Unfortunately, these people and cultures were decimated by Chinese colonialism, from Koxinga to the Qing dynasty. Under harsh discrimination and persecution, the survivors either dispersed to more remote regions or pretended to be Chinese as best they can. Most Pingpu Austronesians were matriarchal societies, that did not have the concept of patriarchal clans, nor did they keep copious notes. So in order to act Chinese, most of them had to make up copious notes for their family clan. Since they had very limited knowledge about China, sometimes there are obvious evidence of fabrication that leaves clues for later generations.

In addition, since they were Matriarchal societies, at one point the Sirayans would openly recruit Han males to marry into their tribes. These Han-ethnic men would eventually take over controls of the tribes, as the social-economical environment around them became predominantly patriarchal.

[quote=“headhonchoII”]I also read that a bunch of Dutch from Tainan area ended up settling in Alishan area as they were friendly with the tribes from there. But it couldn’t have been very many. Im starting to lean towards at least some of the red hair being Melanesian origin…which remains in the han and later aboriginal population. So many people claiming a Dutch great grandmother just doesn’t hold up…it would have to WAY back. I read another estimate that there were only 200,000 people in Taiwan at that time and Dutch accounted for 0.5% of the population so MAYBE they could
Have a bigger effect through the years from being part of a founder population, especially given women weren’t free to migrate to Taiwan for a long time.

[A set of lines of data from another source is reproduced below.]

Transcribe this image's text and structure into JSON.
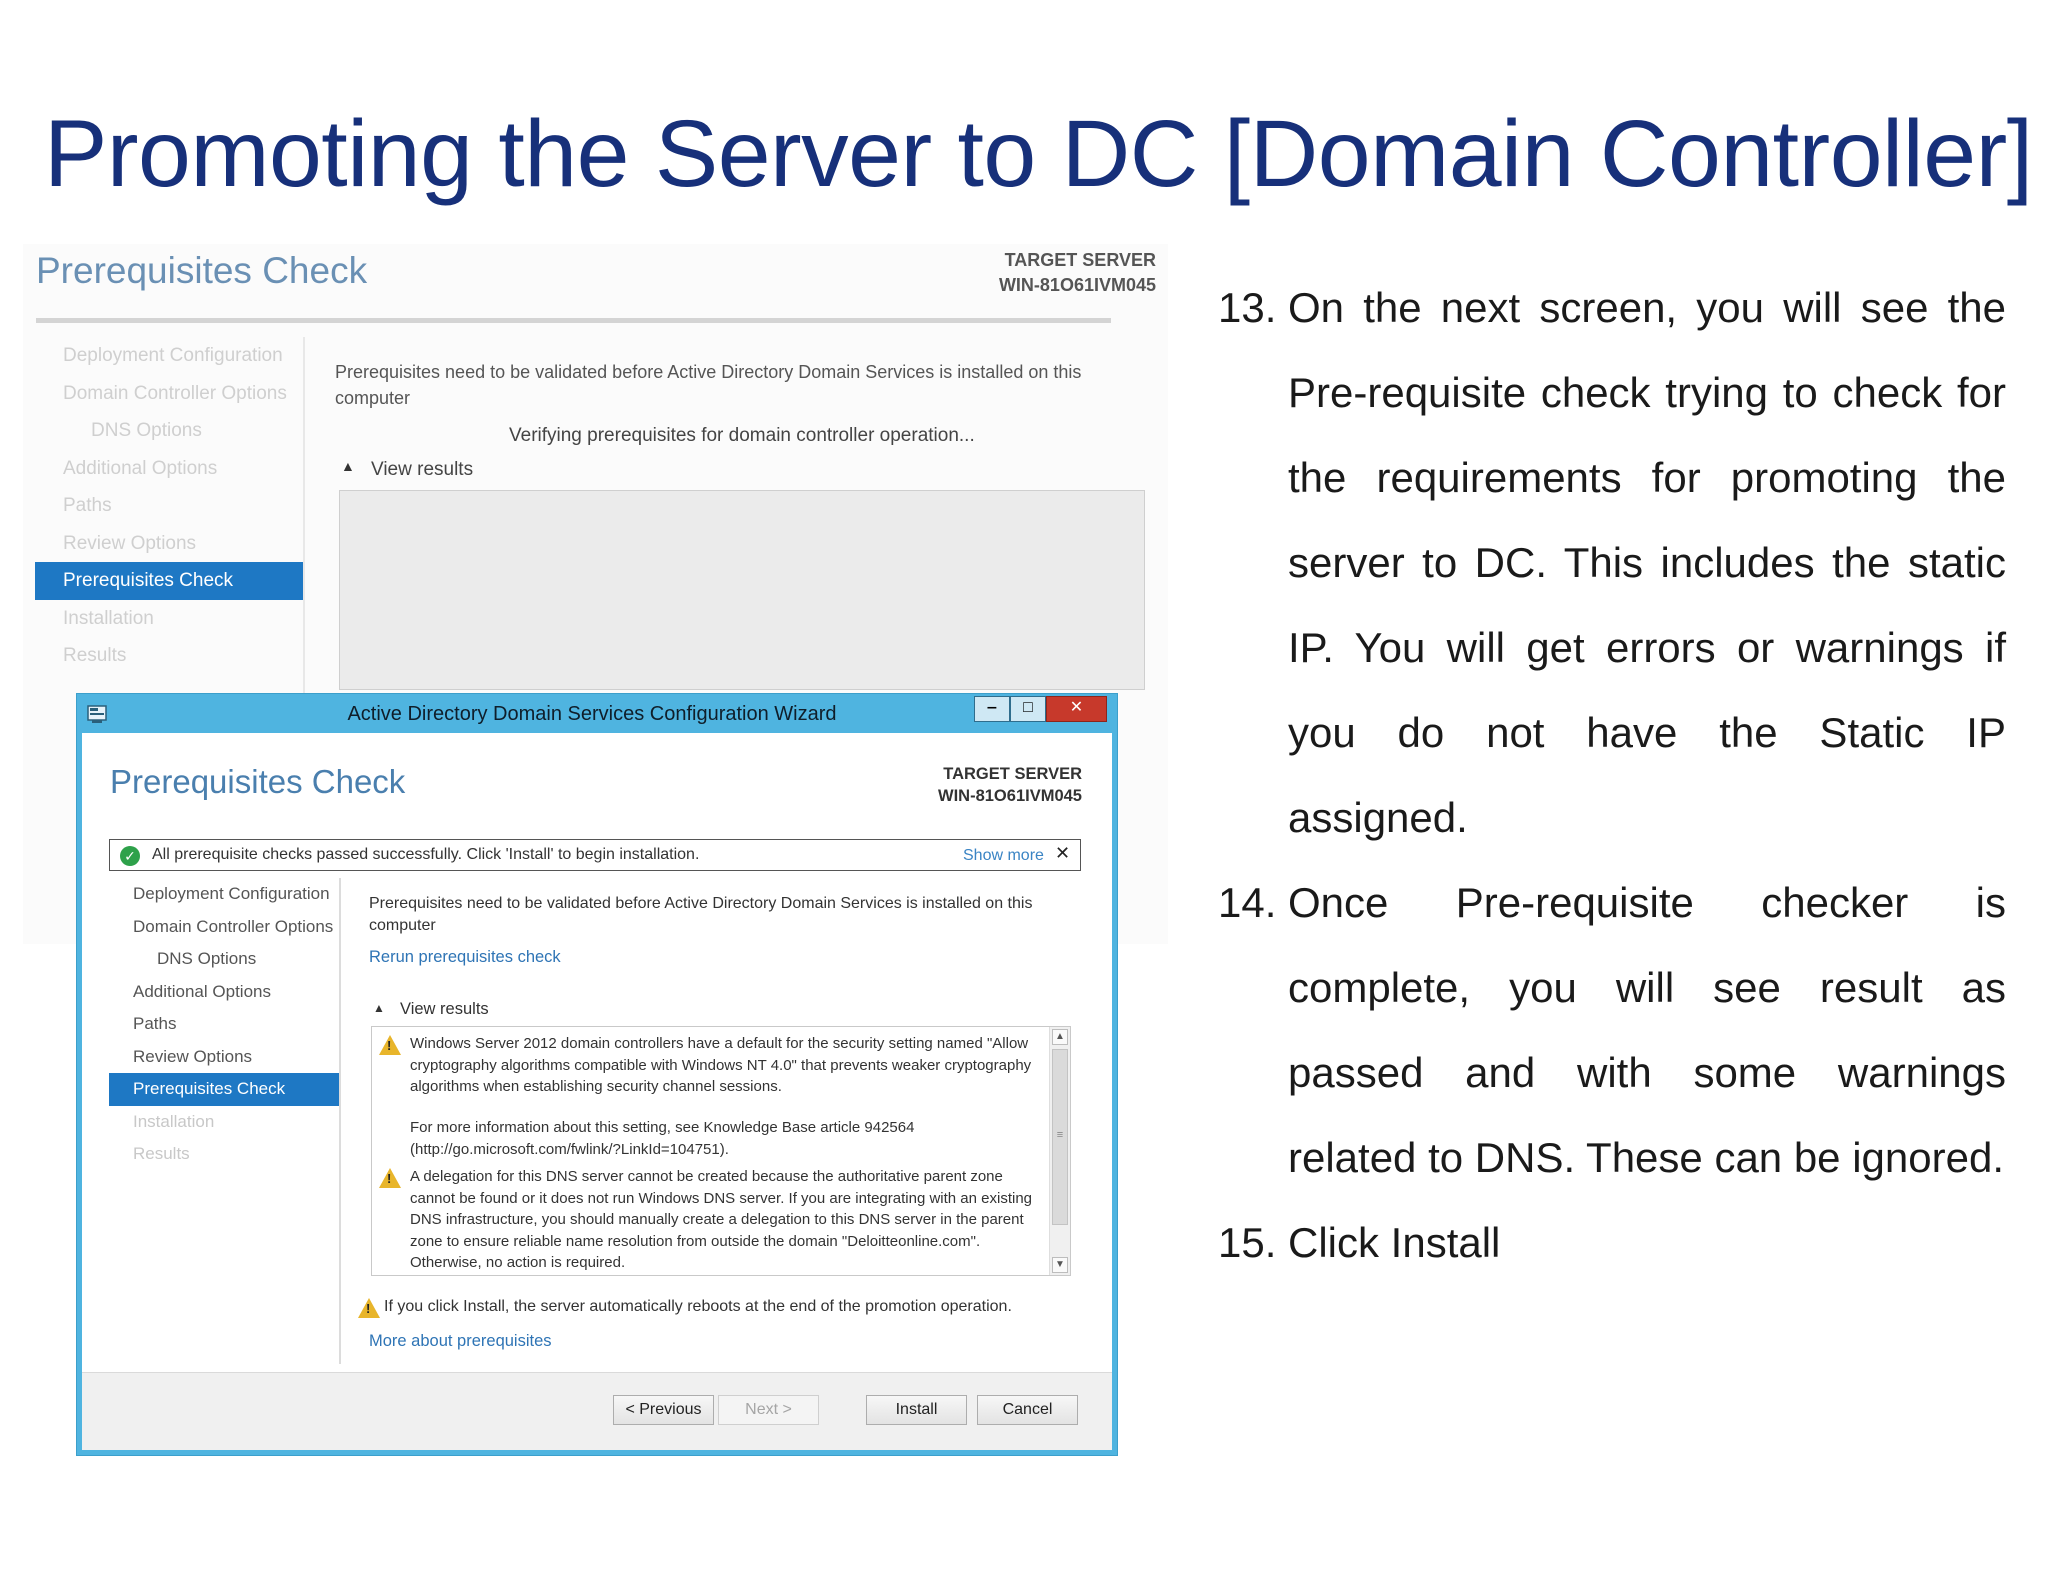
{
  "slide": {
    "title": "Promoting the Server to DC [Domain Controller]"
  },
  "background_wizard": {
    "page_title": "Prerequisites Check",
    "target_server_label": "TARGET SERVER",
    "target_server_name": "WIN-81O61IVM045",
    "nav": [
      {
        "label": "Deployment Configuration",
        "indent": false,
        "active": false
      },
      {
        "label": "Domain Controller Options",
        "indent": false,
        "active": false
      },
      {
        "label": "DNS Options",
        "indent": true,
        "active": false
      },
      {
        "label": "Additional Options",
        "indent": false,
        "active": false
      },
      {
        "label": "Paths",
        "indent": false,
        "active": false
      },
      {
        "label": "Review Options",
        "indent": false,
        "active": false
      },
      {
        "label": "Prerequisites Check",
        "indent": false,
        "active": true
      },
      {
        "label": "Installation",
        "indent": false,
        "active": false
      },
      {
        "label": "Results",
        "indent": false,
        "active": false
      }
    ],
    "description": "Prerequisites need to be validated before Active Directory Domain Services is installed on this computer",
    "verifying": "Verifying prerequisites for domain controller operation...",
    "view_results": "View results"
  },
  "wizard": {
    "window_title": "Active Directory Domain Services Configuration Wizard",
    "controls": {
      "minimize": "‒",
      "maximize": "□",
      "close": "✕"
    },
    "page_title": "Prerequisites Check",
    "target_server_label": "TARGET SERVER",
    "target_server_name": "WIN-81O61IVM045",
    "banner": {
      "message": "All prerequisite checks passed successfully.  Click 'Install' to begin installation.",
      "show_more": "Show more",
      "close": "✕"
    },
    "nav": [
      {
        "label": "Deployment Configuration",
        "state": "normal"
      },
      {
        "label": "Domain Controller Options",
        "state": "normal"
      },
      {
        "label": "DNS Options",
        "state": "indent"
      },
      {
        "label": "Additional Options",
        "state": "normal"
      },
      {
        "label": "Paths",
        "state": "normal"
      },
      {
        "label": "Review Options",
        "state": "normal"
      },
      {
        "label": "Prerequisites Check",
        "state": "active"
      },
      {
        "label": "Installation",
        "state": "disabled"
      },
      {
        "label": "Results",
        "state": "disabled"
      }
    ],
    "description": "Prerequisites need to be validated before Active Directory Domain Services is installed on this computer",
    "rerun_link": "Rerun prerequisites check",
    "view_results": "View results",
    "results": [
      {
        "icon": "warning-icon",
        "text": "Windows Server 2012 domain controllers have a default for the security setting named \"Allow cryptography algorithms compatible with Windows NT 4.0\" that prevents weaker cryptography algorithms when establishing security channel sessions."
      },
      {
        "icon": "",
        "text": "For more information about this setting, see Knowledge Base article 942564 (http://go.microsoft.com/fwlink/?LinkId=104751)."
      },
      {
        "icon": "warning-icon",
        "text": "A delegation for this DNS server cannot be created because the authoritative parent zone cannot be found or it does not run Windows DNS server. If you are integrating with an existing DNS infrastructure, you should manually create a delegation to this DNS server in the parent zone to ensure reliable name resolution from outside the domain \"Deloitteonline.com\". Otherwise, no action is required."
      }
    ],
    "reboot_warning": "If you click Install, the server automatically reboots at the end of the promotion operation.",
    "more_link": "More about prerequisites",
    "buttons": {
      "previous": "< Previous",
      "next": "Next >",
      "install": "Install",
      "cancel": "Cancel"
    }
  },
  "steps": [
    {
      "number": "13.",
      "text": "On the next screen, you will see the Pre-requisite check trying to check for the requirements for promoting the server to DC. This includes the static IP. You will get errors or warnings if you do not have the Static IP assigned."
    },
    {
      "number": "14.",
      "text": "Once Pre-requisite checker is complete, you will see result as passed and with some warnings related to DNS. These can be ignored."
    },
    {
      "number": "15.",
      "text": "Click Install"
    }
  ],
  "colors": {
    "title": "#17307a",
    "window_frame": "#4fb4e0",
    "nav_active": "#1e78c4",
    "link": "#2e74b5",
    "success": "#2ea14a",
    "warning": "#e8b52b",
    "close_button": "#c7392b"
  }
}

As for ‘Caucasian features’…they could be from some of the aboriginal tribes, Dutch, random intermixing through the centuries and also from more recent mainland Chinese who have more diverse heritage.[/quote]

Dutch lineage is insignificant in Taiwan. Personally I’ve known only two(2) Taiwanese persons (both are my friends around my age) with caucasian features. However the strangest thing happened 3 days ago. My mother was chatting with me about her growing up. She said her Grandpa “looked Dutch.” She’s in her 60s now and I’ve never heard such a thing by her or anyone her side of family until 3 days ago. It suspect it is a kind suppressed memory, or it simply wasn’t something that she thought was worth mentioning

My mom lived with her grandpa in the same household until college. Her knowledge of geography and history is close to zero but she’s not old enough yet to be talking nonsense. Her grandpa would have been born in the 1890s.

I recently came across this book, a novel really, by Professor Stone Jyan-lung Lin (林建隆)

books.com.tw/products/0010593036

Lin is a SCU professor who has a Ph.D. in English & American Literature from Michigan State University. He is a famous poet and author. He calls himself the Gangster Professor, because at 23 he was wrongly accused of attempted manslaughter under the now defunct Gangster Prevention Act, and send to the Green Island for 3 years. He wrote about his life story of how he turned his life around, and in 2001, they even made a TV series based on his autobiography.

Long story short, he is retelling the story of a Sirayan woman named Kim-niû (金娘), who played an influential role in Lîm Sóng-bûn (林爽文)'s failed 1786 uprising.

In most written records, Kim-niu is simply mentioned as such:

[quote]Kim-niû, a savage woman from Verrovorongh (Ē-tām-tsuí, present day Wandan Pingdong). She is good with spells, and can sure illnesses. Rebel leader Tsng Tāi-tiân (莊大田) believes in her. The rebel army refers to her as the Goddess. Lîm Sóng-bûn gave her the title of Lady Column of the Nation (Tsū-kok hu-lîn).

金娘,下淡水番婦也,習符咒,能治病,大田信之,軍中咸呼仙姑,爽文亦封為柱國夫人。[/quote]

The Sirayan woman who is named after Kim-niû said Chinese histories distorts the facts. The Sirayans have relied on their own oral history to tell what really happened to Kim-niû.

In Professor Lin’s retelling of the story, Kim-niû is said to have Dutch ancestry.